The store's new lawyer, Ronald J. Knox of Garvey Schubert Barer Law, is basing negotiating strategy on the recently bargained Allied Grocery contract with UFCW, which covers workers at Safeway, QFC, Fred Meyer and Albertson's stores throughout the Puget Sound area. Though Central Co-op signs a contract independent of the Allied contract, Allied bargaining sets the standard for all other grocery contracts.
Unfortunately, Local 21 wasn't able to bargain more than a 25 cents per hour base wage increase for journey workers for only two years of a three-year contract. This negatively affects bargaining for all the independent grocery contracts. But workers at Central Co-op know they can do better.
Three years ago, while the store was still in deep debt, management agreed to a base wage increase of 50 cents an hour in most cases, and nearly $1 in the case of journey workers, for each year of the three-year contract. The store has since seen continuous record-breaking sales and will be completely debt-free as of September. Labor creates all wealth, and workers know that Central Co-op has succeeded in shedding its $3 million debt over the last decade through their work.
In addition, workers see a contradiction between management's pay offer and its plans for expansion. Central Co-op is buying new refrigeration units, and the general manager is talking about a renting a house to serve as administrative offices. Management is also gearing up to open a second store a few years down the road.
Yet all the while, management's attorney continues to claim that "money is tight." Undoubtedly, workers appreciate having better equipment to work with.
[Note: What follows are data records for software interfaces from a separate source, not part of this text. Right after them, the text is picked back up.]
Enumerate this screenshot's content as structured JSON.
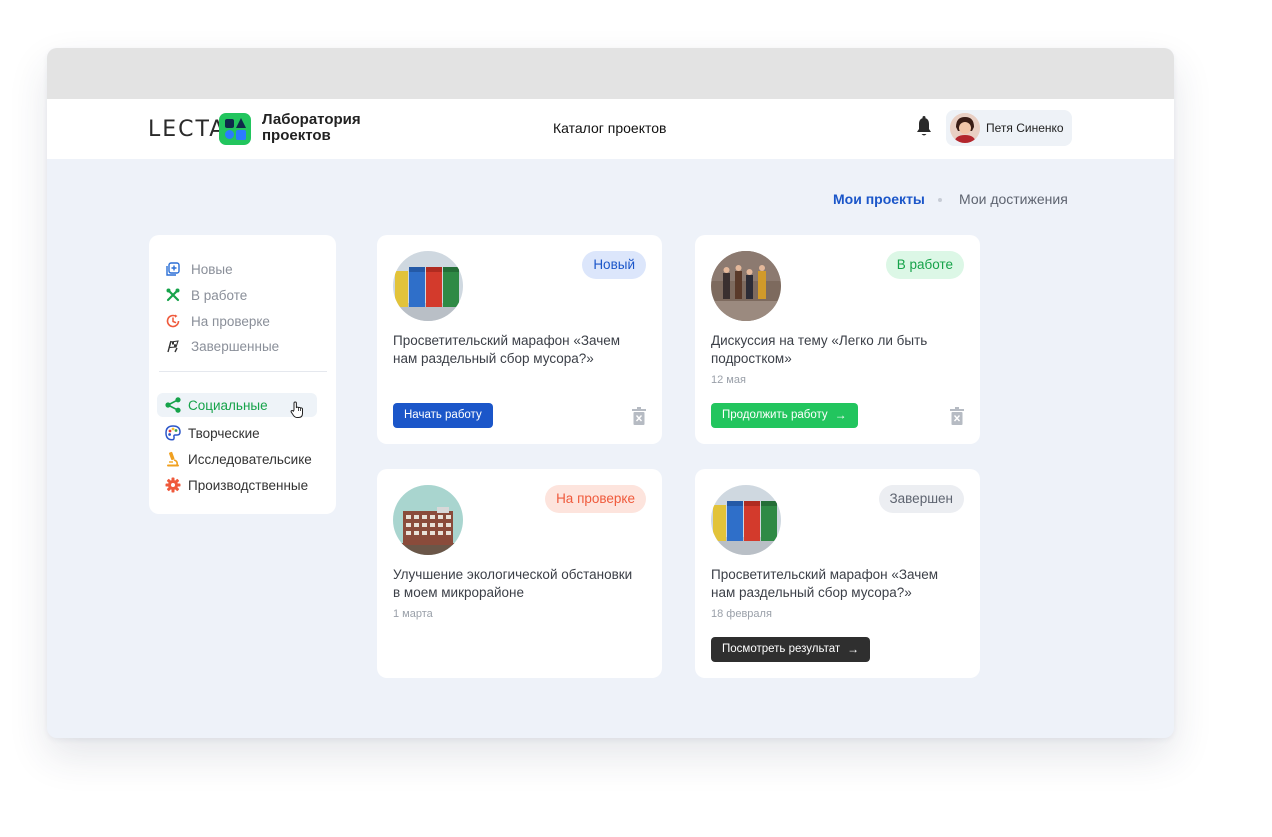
{
  "brand": {
    "word": "LECTA",
    "name_line1": "Лаборатория",
    "name_line2": "проектов"
  },
  "header": {
    "title": "Каталог проектов",
    "user_name": "Петя Синенко"
  },
  "tabs": {
    "active": "Мои проекты",
    "inactive": "Мои достижения"
  },
  "sidebar": {
    "statuses": [
      {
        "label": "Новые",
        "icon": "plus-square-icon",
        "color": "#2b6fd6"
      },
      {
        "label": "В работе",
        "icon": "tools-icon",
        "color": "#16a34a"
      },
      {
        "label": "На проверке",
        "icon": "clock-icon",
        "color": "#ef5a3c"
      },
      {
        "label": "Завершенные",
        "icon": "finish-flag-icon",
        "color": "#333333"
      }
    ],
    "categories": [
      {
        "label": "Социальные",
        "icon": "share-icon",
        "color": "#16a34a",
        "active": true
      },
      {
        "label": "Творческие",
        "icon": "palette-icon",
        "color": "#2b56c9",
        "active": false
      },
      {
        "label": "Исследовательсике",
        "icon": "microscope-icon",
        "color": "#f0a020",
        "active": false
      },
      {
        "label": "Производственные",
        "icon": "gear-icon",
        "color": "#ef5a3c",
        "active": false
      }
    ]
  },
  "cards": [
    {
      "badge": "Новый",
      "badge_bg": "#dce6fb",
      "badge_color": "#1b56c9",
      "title": "Просветительский марафон «Зачем нам раздельный сбор мусора?»",
      "date": "",
      "button": "Начать работу",
      "button_bg": "#1b56c9",
      "arrow": "",
      "trash": true
    },
    {
      "badge": "В работе",
      "badge_bg": "#dcf7e6",
      "badge_color": "#16a34a",
      "title": "Дискуссия на тему «Легко ли быть подростком»",
      "date": "12 мая",
      "button": "Продолжить работу",
      "button_bg": "#22c55e",
      "arrow": "→",
      "trash": true
    },
    {
      "badge": "На проверке",
      "badge_bg": "#fde4dd",
      "badge_color": "#ef5a3c",
      "title": "Улучшение экологической обстановки в моем микрорайоне",
      "date": "1 марта",
      "button": "",
      "button_bg": "",
      "arrow": "",
      "trash": false
    },
    {
      "badge": "Завершен",
      "badge_bg": "#eceef2",
      "badge_color": "#5e6470",
      "title": "Просветительский марафон «Зачем нам раздельный сбор мусора?»",
      "date": "18 февраля",
      "button": "Посмотреть результат",
      "button_bg": "#2f2f2f",
      "arrow": "→",
      "trash": false
    }
  ]
}
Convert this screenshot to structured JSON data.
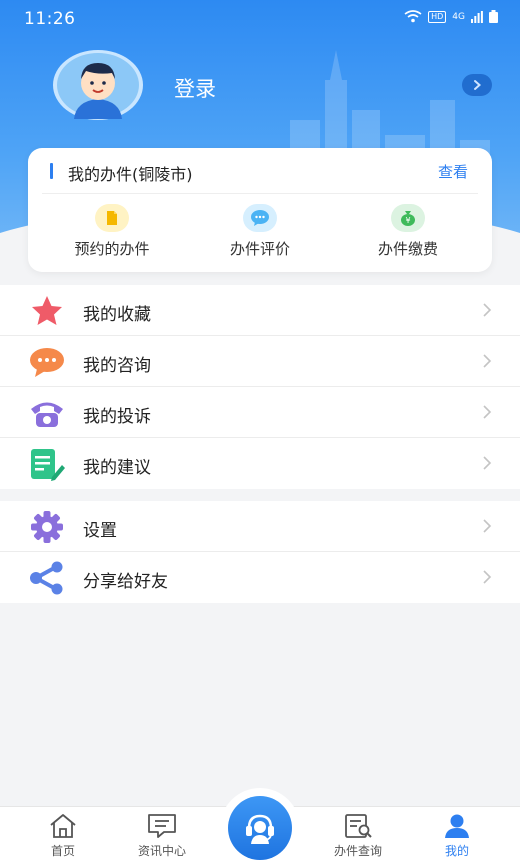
{
  "status_bar": {
    "time": "11:26",
    "network": "HD",
    "signal": "4G"
  },
  "profile": {
    "login_label": "登录"
  },
  "my_affairs": {
    "title": "我的办件(铜陵市)",
    "view_label": "查看",
    "items": [
      {
        "label": "预约的办件",
        "icon": "document-icon",
        "color": "#f5b800"
      },
      {
        "label": "办件评价",
        "icon": "chat-bubble-icon",
        "color": "#4ab3f4"
      },
      {
        "label": "办件缴费",
        "icon": "money-bag-icon",
        "color": "#3fba5b"
      }
    ]
  },
  "menu_group_1": [
    {
      "label": "我的收藏",
      "icon": "star-icon",
      "color": "#ef5b68"
    },
    {
      "label": "我的咨询",
      "icon": "chat-icon",
      "color": "#f5894a"
    },
    {
      "label": "我的投诉",
      "icon": "telephone-icon",
      "color": "#8a6fdc"
    },
    {
      "label": "我的建议",
      "icon": "note-edit-icon",
      "color": "#2fc48a"
    }
  ],
  "menu_group_2": [
    {
      "label": "设置",
      "icon": "gear-icon",
      "color": "#8a6fdc"
    },
    {
      "label": "分享给好友",
      "icon": "share-icon",
      "color": "#5b82e6"
    }
  ],
  "bottom_nav": [
    {
      "label": "首页",
      "icon": "home-icon"
    },
    {
      "label": "资讯中心",
      "icon": "message-icon"
    },
    {
      "label": "",
      "icon": "customer-service-icon"
    },
    {
      "label": "办件查询",
      "icon": "search-document-icon"
    },
    {
      "label": "我的",
      "icon": "user-icon",
      "active": true
    }
  ],
  "colors": {
    "primary": "#2d7ff0",
    "header": "#2d8af2"
  }
}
But they agree that they should be shown more appreciation than the coolers.
It was these issues, among a few others, that brought the overwhelming majority of Central Co-op workers out to vote "no." But if it was only anger at a bad offer from management that turns out "no" votes, then the Allied contract bargaining could have had very different results.
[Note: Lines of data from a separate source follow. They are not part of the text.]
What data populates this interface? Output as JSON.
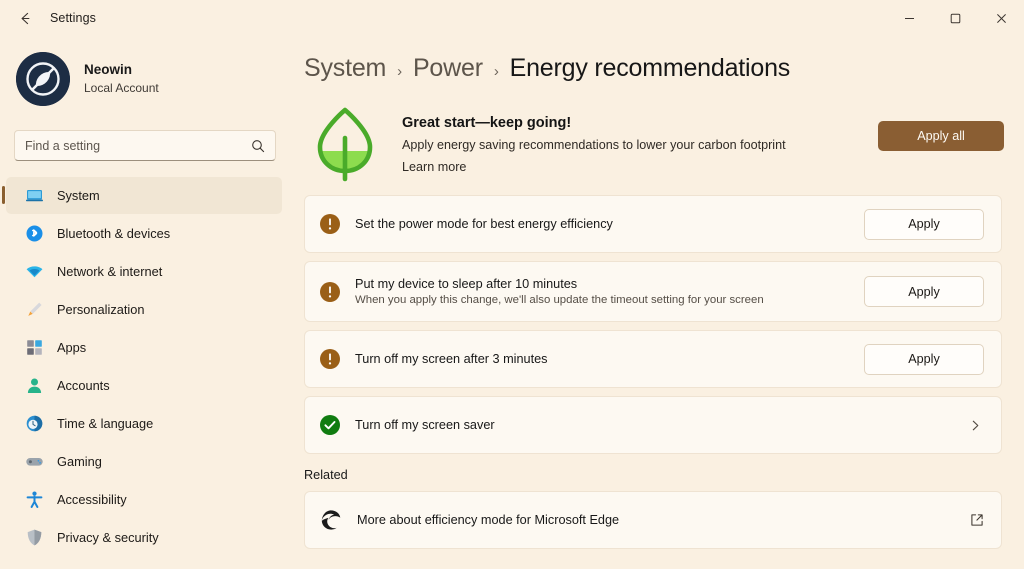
{
  "window": {
    "title": "Settings",
    "back_icon": "arrow-left-icon",
    "minimize_label": "Minimize",
    "maximize_label": "Maximize",
    "close_label": "Close"
  },
  "account": {
    "name": "Neowin",
    "type": "Local Account",
    "avatar_icon": "user-avatar"
  },
  "search": {
    "placeholder": "Find a setting",
    "value": "",
    "icon": "search-icon"
  },
  "sidebar": {
    "items": [
      {
        "label": "System",
        "icon": "system-icon",
        "selected": true
      },
      {
        "label": "Bluetooth & devices",
        "icon": "bluetooth-icon",
        "selected": false
      },
      {
        "label": "Network & internet",
        "icon": "network-icon",
        "selected": false
      },
      {
        "label": "Personalization",
        "icon": "personalization-icon",
        "selected": false
      },
      {
        "label": "Apps",
        "icon": "apps-icon",
        "selected": false
      },
      {
        "label": "Accounts",
        "icon": "accounts-icon",
        "selected": false
      },
      {
        "label": "Time & language",
        "icon": "time-language-icon",
        "selected": false
      },
      {
        "label": "Gaming",
        "icon": "gaming-icon",
        "selected": false
      },
      {
        "label": "Accessibility",
        "icon": "accessibility-icon",
        "selected": false
      },
      {
        "label": "Privacy & security",
        "icon": "privacy-security-icon",
        "selected": false
      }
    ]
  },
  "breadcrumb": {
    "root": "System",
    "parent": "Power",
    "current": "Energy recommendations",
    "separator": "›"
  },
  "hero": {
    "icon": "leaf-icon",
    "title": "Great start—keep going!",
    "description": "Apply energy saving recommendations to lower your carbon footprint",
    "link": "Learn more",
    "apply_all_label": "Apply all"
  },
  "recommendations": [
    {
      "status_icon": "warning-icon",
      "title": "Set the power mode for best energy efficiency",
      "subtitle": "",
      "action": "Apply",
      "action_type": "button"
    },
    {
      "status_icon": "warning-icon",
      "title": "Put my device to sleep after 10 minutes",
      "subtitle": "When you apply this change, we'll also update the timeout setting for your screen",
      "action": "Apply",
      "action_type": "button"
    },
    {
      "status_icon": "warning-icon",
      "title": "Turn off my screen after 3 minutes",
      "subtitle": "",
      "action": "Apply",
      "action_type": "button"
    },
    {
      "status_icon": "success-check-icon",
      "title": "Turn off my screen saver",
      "subtitle": "",
      "action": "",
      "action_type": "chevron"
    }
  ],
  "related": {
    "heading": "Related",
    "items": [
      {
        "icon": "microsoft-edge-icon",
        "label": "More about efficiency mode for Microsoft Edge",
        "trailing_icon": "external-link-icon"
      }
    ]
  },
  "colors": {
    "page_background": "#faf0e1",
    "card_background": "#fdf9f2",
    "accent": "#8a5e33",
    "warning": "#9a5f17",
    "success": "#107c10",
    "leaf_green": "#4aab2a"
  }
}
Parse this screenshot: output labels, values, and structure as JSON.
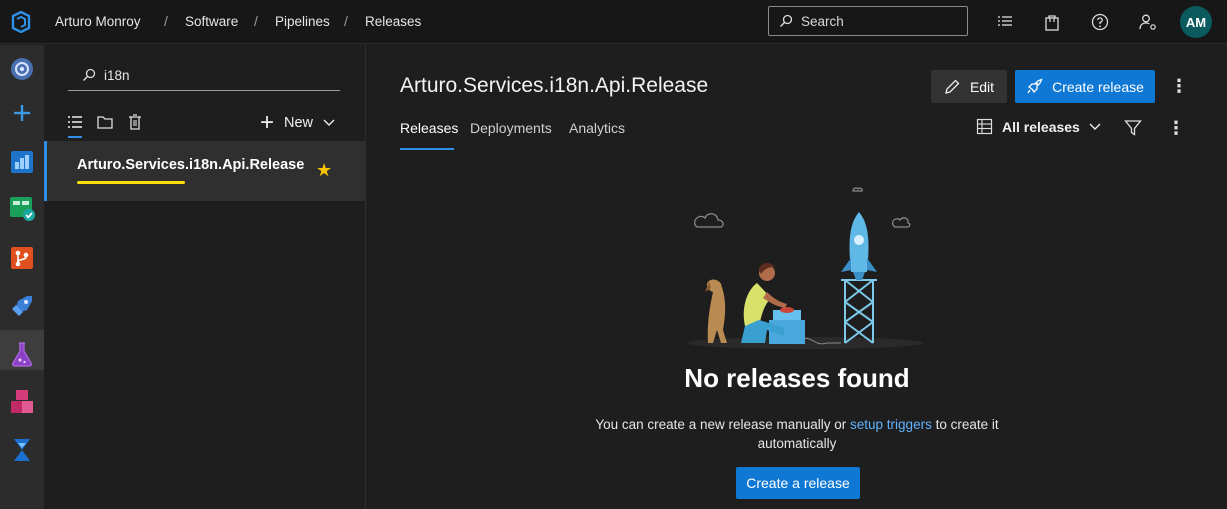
{
  "breadcrumb": {
    "items": [
      "Arturo Monroy",
      "Software",
      "Pipelines",
      "Releases"
    ],
    "separator": "/"
  },
  "topbar": {
    "search_placeholder": "Search",
    "avatar_initials": "AM"
  },
  "sidebar": {
    "filter_value": "i18n",
    "new_label": "New",
    "definitions": [
      {
        "name": "Arturo.Services.i18n.Api.Release",
        "favorite": true
      }
    ]
  },
  "main": {
    "title": "Arturo.Services.i18n.Api.Release",
    "edit_label": "Edit",
    "create_release_label": "Create release",
    "tabs": [
      {
        "label": "Releases",
        "active": true
      },
      {
        "label": "Deployments",
        "active": false
      },
      {
        "label": "Analytics",
        "active": false
      }
    ],
    "view_selector": "All releases",
    "empty_state": {
      "title": "No releases found",
      "desc_before": "You can create a new release manually or ",
      "desc_link": "setup triggers",
      "desc_after": " to create it automatically",
      "button_label": "Create a release"
    }
  },
  "colors": {
    "accent": "#0f78d4",
    "link": "#5fb2ff",
    "star": "#f8c300",
    "highlight_underline": "#ffe000",
    "avatar_bg": "#0a5a5e"
  }
}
The experience at Central Co-op highlights the fact that the two decisive factors in bargaining are leadership and communication. Contract negotiations at Central Co-op are run by direct democracy, through language that was written into the 2004 contract. The bargaining team is made up of three unpaid positions chosen directly from the shop floor through election, with the right by staff to hold a recall vote of the team at any time.
The team is expected to regularly update staff and maintain communication throughout negotiations. From the beginning, the negotiating team has not only surveyed staff opinions, but also tried to raise expectations by reminding workers of the store's economic health. The negotiating team was elected a year ago, and has since set up over 20 meetings for workers to discuss negotiations. It also created an announcement listserve for the team to send out regular updates.
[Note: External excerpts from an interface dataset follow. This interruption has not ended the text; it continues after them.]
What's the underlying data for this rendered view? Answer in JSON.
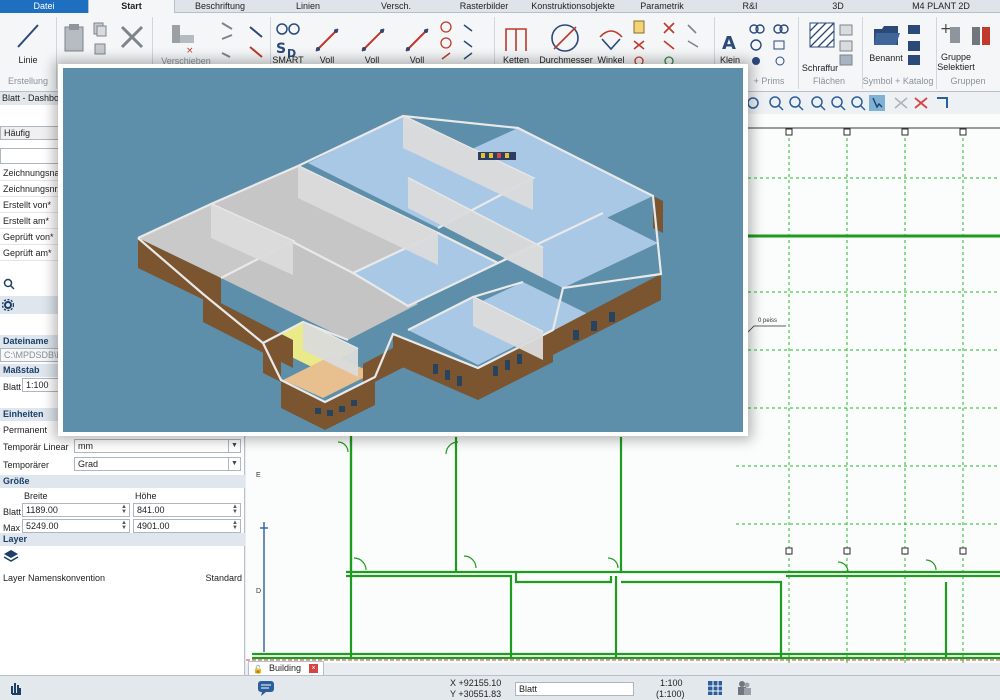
{
  "ribbon_tabs": [
    "Datei",
    "Start",
    "Beschriftung",
    "Linien",
    "Versch.",
    "Rasterbilder",
    "Konstruktionsobjekte",
    "Parametrik",
    "R&I",
    "3D",
    "M4 PLANT 2D"
  ],
  "ribbon": {
    "linie": "Linie",
    "verschieben": "Verschieben",
    "smart": "SMART",
    "voll1": "Voll",
    "voll2": "Voll",
    "voll3": "Voll",
    "ketten": "Ketten",
    "durchmesser": "Durchmesser",
    "winkel": "Winkel",
    "klein": "Klein",
    "schraffur": "Schraffur",
    "benannt": "Benannt",
    "gruppe": "Gruppe",
    "selektiert": "Selektiert"
  },
  "ribbon_groups": {
    "erstellung": "Erstellung",
    "prims": "+ Prims",
    "flaechen": "Flächen",
    "symbol_katalog": "Symbol + Katalog",
    "gruppen": "Gruppen"
  },
  "panel": {
    "title": "Blatt - Dashboard",
    "haeufig": "Häufig",
    "meta_labels": [
      "Zeichnungsname",
      "Zeichnungsnr.*",
      "Erstellt von*",
      "Erstellt am*",
      "Geprüft von*",
      "Geprüft am*"
    ],
    "dateiname_header": "Dateiname",
    "dateiname_value": "C:\\MPDSDB\\MA",
    "massstab_header": "Maßstab",
    "blatt_label": "Blatt",
    "blatt_scale": "1:100",
    "einheiten_header": "Einheiten",
    "permanent_label": "Permanent",
    "temp_linear_label": "Temporär Linear",
    "temp_linear_value": "mm",
    "temp_winkel_label": "Temporärer Winkel",
    "temp_winkel_value": "Grad",
    "groesse_header": "Größe",
    "breite_label": "Breite",
    "hoehe_label": "Höhe",
    "blatt_row_label": "Blatt",
    "blatt_breite": "1189.00",
    "blatt_hoehe": "841.00",
    "max_row_label": "Max",
    "max_breite": "5249.00",
    "max_hoehe": "4901.00",
    "layer_header": "Layer",
    "layer_namenskonvention": "Layer Namenskonvention",
    "layer_standard": "Standard"
  },
  "drawing": {
    "grid_label_e": "E",
    "grid_label_d": "D",
    "annotation": "0 peiss",
    "sheet_tab": "Building"
  },
  "status": {
    "x_coord": "X +92155.10",
    "y_coord": "Y +30551.83",
    "layer_value": "Blatt",
    "scale1": "1:100",
    "scale2": "(1:100)"
  },
  "colors": {
    "file_tab": "#1e6fbf",
    "section_header": "#dfe6ee",
    "grid_line": "#22bb22",
    "wall_line": "#1f9b1f",
    "render_bg": "#5d8eaa",
    "brick": "#7a5530"
  }
}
In the run-up to the vote, the bargaining team set up and announced five different five-hour worker meetings, made reminder calls over the weekend and throughout the day of the vote, and created and distributed a "Top 10 Reasons to Vote 'No'" handout.
Now the staff is concerned with management's effort to hold up negotiations. There were only four sessions in as many months before management's "final" offer, and now they are claiming they won't be available until May. Workers are getting restless for negotiations to close.
But it is worth having some historical context. Negotiations in 2002 culminated in a strike authorization vote. Negotiations in 2004 took place over the better part of a year and involved 30 bargaining sessions. Negotiations in 2007 were less contentious, but health care benefits were revisited shortly afterward, and management rolled back benefits.
It may take another show of force like the "no" vote to demonstrate to management that we deserve our fair share--and we want it now.